_PROBLEM TO WORK ON:_ Find the string "especificar" in the data, then copy every line where it is found.

-------- INFORMATION SHOWN --------

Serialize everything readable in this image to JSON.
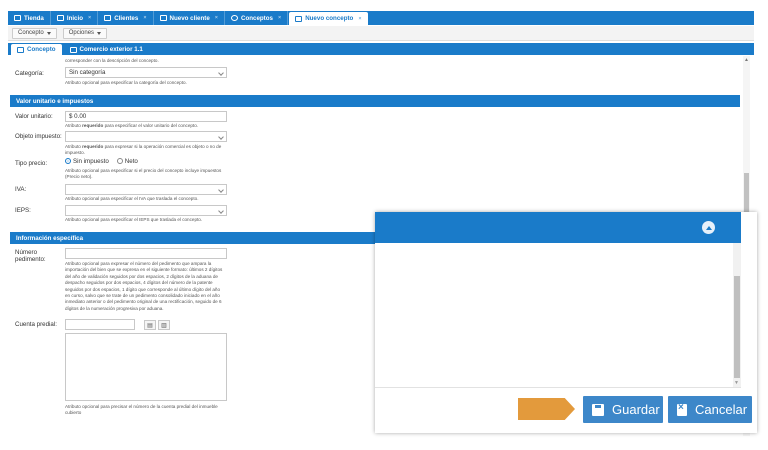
{
  "topbar": {
    "tabs": [
      {
        "label": "Tienda"
      },
      {
        "label": "Inicio"
      },
      {
        "label": "Clientes"
      },
      {
        "label": "Nuevo cliente"
      },
      {
        "label": "Conceptos"
      },
      {
        "label": "Nuevo concepto"
      }
    ],
    "close_glyph": "×"
  },
  "toolbar": {
    "concepto_label": "Concepto",
    "opciones_label": "Opciones"
  },
  "inner_tabs": [
    {
      "label": "Concepto"
    },
    {
      "label": "Comercio exterior 1.1"
    }
  ],
  "form": {
    "top_help": "corresponder con la descripción del concepto.",
    "categoria": {
      "label": "Categoría:",
      "value": "Sin categoría",
      "help": "Atributo opcional para especificar la categoría del concepto."
    },
    "section_valor": "Valor unitario e impuestos",
    "valor_unitario": {
      "label": "Valor unitario:",
      "value": "$ 0.00",
      "help_pre": "Atributo ",
      "help_strong": "requerido",
      "help_post": " para especificar el valor unitario del concepto."
    },
    "objeto_impuesto": {
      "label": "Objeto impuesto:",
      "value": "",
      "help_pre": "Atributo ",
      "help_strong": "requerido",
      "help_post": " para expresar si la operación comercial es objeto o no de impuesto."
    },
    "tipo_precio": {
      "label": "Tipo precio:",
      "option1": "Sin impuesto",
      "option2": "Neto",
      "help": "Atributo opcional para especificar si el precio del concepto incluye impuestos (Precio neto)."
    },
    "iva": {
      "label": "IVA:",
      "value": "",
      "help": "Atributo opcional para especificar el IVA que traslada el concepto."
    },
    "ieps": {
      "label": "IEPS:",
      "value": "",
      "help": "Atributo opcional para especificar el IEPS que traslada el concepto."
    },
    "section_info": "Información específica",
    "numero_pedimento": {
      "label_line1": "Número",
      "label_line2": "pedimento:",
      "value": "",
      "help": "Atributo opcional para expresar el número del pedimento que ampara la importación del bien que se expresa en el siguiente formato: últimos 2 dígitos del año de validación seguidos por dos espacios, 2 dígitos de la aduana de despacho seguidos por dos espacios, 4 dígitos del número de la patente seguidos por dos espacios, 1 dígito que corresponde al último dígito del año en curso, salvo que se trate de un pedimento consolidado iniciado en el año inmediato anterior o del pedimento original de una rectificación, seguido de 6 dígitos de la numeración progresiva por aduana."
    },
    "cuenta_predial": {
      "label": "Cuenta predial:",
      "value": "",
      "help": "Atributo opcional para precisar el número de la cuenta predial del inmueble cubierto"
    }
  },
  "popup": {
    "save_label": "Guardar",
    "cancel_label": "Cancelar"
  },
  "colors": {
    "primary": "#1a7bc9",
    "button": "#3d87c9",
    "arrow": "#e39a3c"
  }
}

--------

_FINAL ANSWER:_
      "help": "Atributo opcional para especificar la categoría del concepto."
      "help_post": " para especificar el valor unitario del concepto."
      "help": "Atributo opcional para especificar si el precio del concepto incluye impuestos (Precio neto)."
      "help": "Atributo opcional para especificar el IVA que traslada el concepto."
      "help": "Atributo opcional para especificar el IEPS que traslada el concepto."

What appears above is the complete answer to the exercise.